Impact of Energy Consumption and Industrial Performance on Carbon Dioxide Emissons in Three Largest Economies of Sub-Saharan Africa
The debate on global climate change has received increasing attention by researchers, and policymakers in both public and private sectors, as well as other relevant stakeholders. The consensus is that excessive emissions of greenhouse gases, particularly carbon dioxide emission, remain a crucial threat to achieving sustainable environmental quality and development across the world. Many influential studies continued to focus on lowering emissions in advanced rich countries, with little attention on developing economies. Although studies have focused on the determinants of carbon dioxide emission in the advanced economies with mixed findings amidst several policy-recommendations, which may not be appropriate for developing economies due to their relative low level of economic subsistence. Hence, this study empirically examines the impact of energy consumption, financial development, foreign direct investment, gross domestic product growth, and industrial performance on carbon dioxide emissions in Nigeria, Ghana, and South Africa by using autoregressive distributive lag (ARDL) model, vector autoregressive and Toda-Yamamoto causality techniques from 1980Q1 to 2017Q1.
The findings reveal the existence of cointegration among the variables in the models of the three studied countries. Similarly, the outcome from the estimated model for Nigeria illustrates a negative and significant relationship between fossil fuel energy consumption, financial development, foreign direct investment, industrial performance, and carbon dioxide emission. The result from the model of Ghana also reveals a negative link among fossil fuel consumption, financial development, foreign direct investment, industrial value, and carbon dioxide discharge. However, the outcome from the South African model shows that financial development, foreign direct investment, economic growth, and industrial value increase the level of carbon dioxide emissions. Moreover, from the impulse response function for Nigeria shows a positive shock among fossil fuel energy consumption and carbon dioxide emission from the short run to longer periods.
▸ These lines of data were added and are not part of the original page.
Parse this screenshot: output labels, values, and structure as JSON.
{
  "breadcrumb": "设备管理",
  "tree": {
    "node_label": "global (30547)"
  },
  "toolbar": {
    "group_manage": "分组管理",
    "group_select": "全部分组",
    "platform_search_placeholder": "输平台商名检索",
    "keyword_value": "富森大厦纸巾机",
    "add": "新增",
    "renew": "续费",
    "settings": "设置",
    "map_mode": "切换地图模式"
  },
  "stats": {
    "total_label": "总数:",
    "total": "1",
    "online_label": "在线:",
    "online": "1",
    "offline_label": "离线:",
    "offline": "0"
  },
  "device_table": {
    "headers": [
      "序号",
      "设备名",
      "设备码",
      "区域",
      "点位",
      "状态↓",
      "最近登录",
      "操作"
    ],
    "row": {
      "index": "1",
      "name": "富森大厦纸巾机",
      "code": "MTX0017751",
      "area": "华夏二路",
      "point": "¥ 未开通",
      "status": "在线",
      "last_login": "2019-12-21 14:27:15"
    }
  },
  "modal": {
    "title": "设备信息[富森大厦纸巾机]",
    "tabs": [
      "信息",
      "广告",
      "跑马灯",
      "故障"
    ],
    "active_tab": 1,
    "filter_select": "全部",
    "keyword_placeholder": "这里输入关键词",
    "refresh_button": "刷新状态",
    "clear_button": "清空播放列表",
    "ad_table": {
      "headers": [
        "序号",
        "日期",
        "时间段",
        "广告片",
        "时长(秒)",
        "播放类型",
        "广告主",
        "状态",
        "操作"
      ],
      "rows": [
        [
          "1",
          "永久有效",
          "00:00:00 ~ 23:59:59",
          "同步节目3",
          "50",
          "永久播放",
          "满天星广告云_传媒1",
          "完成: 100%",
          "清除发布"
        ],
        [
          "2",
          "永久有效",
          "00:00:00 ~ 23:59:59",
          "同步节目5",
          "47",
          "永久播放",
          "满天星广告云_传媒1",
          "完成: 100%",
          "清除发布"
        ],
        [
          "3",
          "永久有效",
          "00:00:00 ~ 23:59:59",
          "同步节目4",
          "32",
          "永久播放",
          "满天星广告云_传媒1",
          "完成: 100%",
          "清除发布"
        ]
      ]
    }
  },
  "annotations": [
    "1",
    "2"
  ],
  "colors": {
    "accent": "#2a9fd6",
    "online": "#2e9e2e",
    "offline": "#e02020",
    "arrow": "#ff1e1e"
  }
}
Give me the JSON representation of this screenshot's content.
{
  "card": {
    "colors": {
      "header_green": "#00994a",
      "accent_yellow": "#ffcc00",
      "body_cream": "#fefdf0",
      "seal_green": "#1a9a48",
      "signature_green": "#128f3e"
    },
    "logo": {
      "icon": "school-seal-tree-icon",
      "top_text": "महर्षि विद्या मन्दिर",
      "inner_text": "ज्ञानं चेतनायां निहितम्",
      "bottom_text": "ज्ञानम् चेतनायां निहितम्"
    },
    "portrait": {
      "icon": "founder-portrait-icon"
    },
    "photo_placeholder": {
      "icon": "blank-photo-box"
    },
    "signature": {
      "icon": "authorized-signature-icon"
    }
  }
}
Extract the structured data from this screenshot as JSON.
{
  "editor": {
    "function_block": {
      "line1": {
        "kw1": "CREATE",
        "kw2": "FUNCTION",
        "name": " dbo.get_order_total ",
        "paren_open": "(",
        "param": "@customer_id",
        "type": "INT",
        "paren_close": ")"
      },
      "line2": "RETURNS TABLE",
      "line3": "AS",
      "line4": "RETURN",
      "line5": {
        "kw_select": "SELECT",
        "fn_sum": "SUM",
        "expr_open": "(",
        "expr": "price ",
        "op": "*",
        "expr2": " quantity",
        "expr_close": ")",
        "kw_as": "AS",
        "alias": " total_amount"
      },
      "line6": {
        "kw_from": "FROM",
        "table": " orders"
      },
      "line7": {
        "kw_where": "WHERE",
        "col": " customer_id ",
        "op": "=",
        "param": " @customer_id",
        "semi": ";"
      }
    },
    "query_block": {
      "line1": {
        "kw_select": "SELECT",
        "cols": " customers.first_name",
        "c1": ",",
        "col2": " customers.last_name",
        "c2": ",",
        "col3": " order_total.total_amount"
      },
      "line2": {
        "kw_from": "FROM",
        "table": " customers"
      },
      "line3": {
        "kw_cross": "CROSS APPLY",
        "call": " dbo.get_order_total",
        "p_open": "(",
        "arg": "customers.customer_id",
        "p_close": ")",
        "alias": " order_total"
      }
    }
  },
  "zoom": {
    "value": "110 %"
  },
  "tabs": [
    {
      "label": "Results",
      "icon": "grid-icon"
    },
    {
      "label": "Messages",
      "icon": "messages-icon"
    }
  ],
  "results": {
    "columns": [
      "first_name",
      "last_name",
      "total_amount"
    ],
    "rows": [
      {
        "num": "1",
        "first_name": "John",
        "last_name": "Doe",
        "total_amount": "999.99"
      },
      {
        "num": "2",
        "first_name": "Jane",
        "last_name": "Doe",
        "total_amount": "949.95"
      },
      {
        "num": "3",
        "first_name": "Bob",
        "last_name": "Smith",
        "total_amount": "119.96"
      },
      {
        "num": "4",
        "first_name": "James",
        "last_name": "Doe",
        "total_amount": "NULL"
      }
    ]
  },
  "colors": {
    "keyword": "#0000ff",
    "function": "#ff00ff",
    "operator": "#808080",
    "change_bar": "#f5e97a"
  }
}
Similarly, the finding from the impulse response function for Ghana and South Africa also illustrate that shock in energy use accelerates the capacity of carbon dioxide emission in these economies. The estimate from the variance decomposition in Nigeria, Ghana and South Africa reveals a positive and significant shock of fossil fuel energy consumption on carbon dioxide emissions. This means that fossil fuel energy consumption increases the level of carbon dioxide emissions in these countries. Similarly, the result of impulse response for Nigeria, Ghana and South Africa indicates negative shocks of energy consumption, foreign direct investments, credit, and industrial value toward carbon dioxide emissions. However, domestic credit and economic growth positively influence carbon dioxide emissions in South Africa. Nonetheless, the result from variance decomposition for Nigeria, Ghana and South Africa reveals that fossil fuel use, economic growth, foreign direct investments, and industrial performance forecast positively on the trend of carbon dioxide emissions in long-run quarter in these economies. Lastly, the outcome from the Toda-Yamamoto causality test for Nigeria shows the existence of causality between economic growth, industrial value, credit, fossil fuel and carbon dioxide emissions. In the case of Ghana and South Africa, the result reveals no causality among the variables. However, energy resources have no influence on carbon dioxide discharge in South Africa.
Since the results of fossil fuel energy use, industrial performance, foreign direct investment, and financial development have significant negative impact on the level of carbon dioxide discharge in these countries. It is important for policy makers to emphasize on more appropriate policies that will consider financial reform, sound industrial policies and all avenues that will attract clean foreign investment to stimulate sustainable development in these economies. This could be through further control on high explosion of carbon dioxide emissions by making availability of low emissions technologies, provision of financial incentives that will encourage the use of low carbon dioxide emissions technology and removing trade barriers that will attract foreign investment, human capital development and research. Consequently, policy on the restructuring of financial and industrial sectors should meet up with the designed goals to enhance the level of environmental quality. This entails that it is important to consider policies on mitigation of carbon dioxide emission; especially regarding policies that will promote environmental quality. Based on the findings of the study, energy consumption and financial progress, economic growth and industrial value addition have positive and significant relationship with carbon dioxide discharge. This entails that energy consumption increases the level of carbon dioxide emissions in these countries. Therefore, there is the need for extensive policies on energy use regulations and emphasis should be on other low emission alternatives of energy such as solar, thermal, wind and hydro energy. This will help in mitigation of carbon dioxide discharge and improve the environmental quality in sub-Saharan Africa countries.
From the foregoing, this study recommends the need for relevant stakeholders to implement strategies to reduce carbon emission in the continent to support higher trajectory of environmental quality through adoption of innovative energy technologies to promote intra- and inter-generational equity in the use of natural resources in sustainable manner over time.
The study accentuates the need for financial system regulators to develop regulatory-incentive strategy to encourage banking credit intermediation for businesses to adopt environmentally friendly energy sources in their productive activities. Moreover, governments of these countries should strengthen their environment-related policy frameworks to counteract the import of pollution-intensive industries in a bid to achieve a non-declining trajectory in environmental quality overtime in the African continent.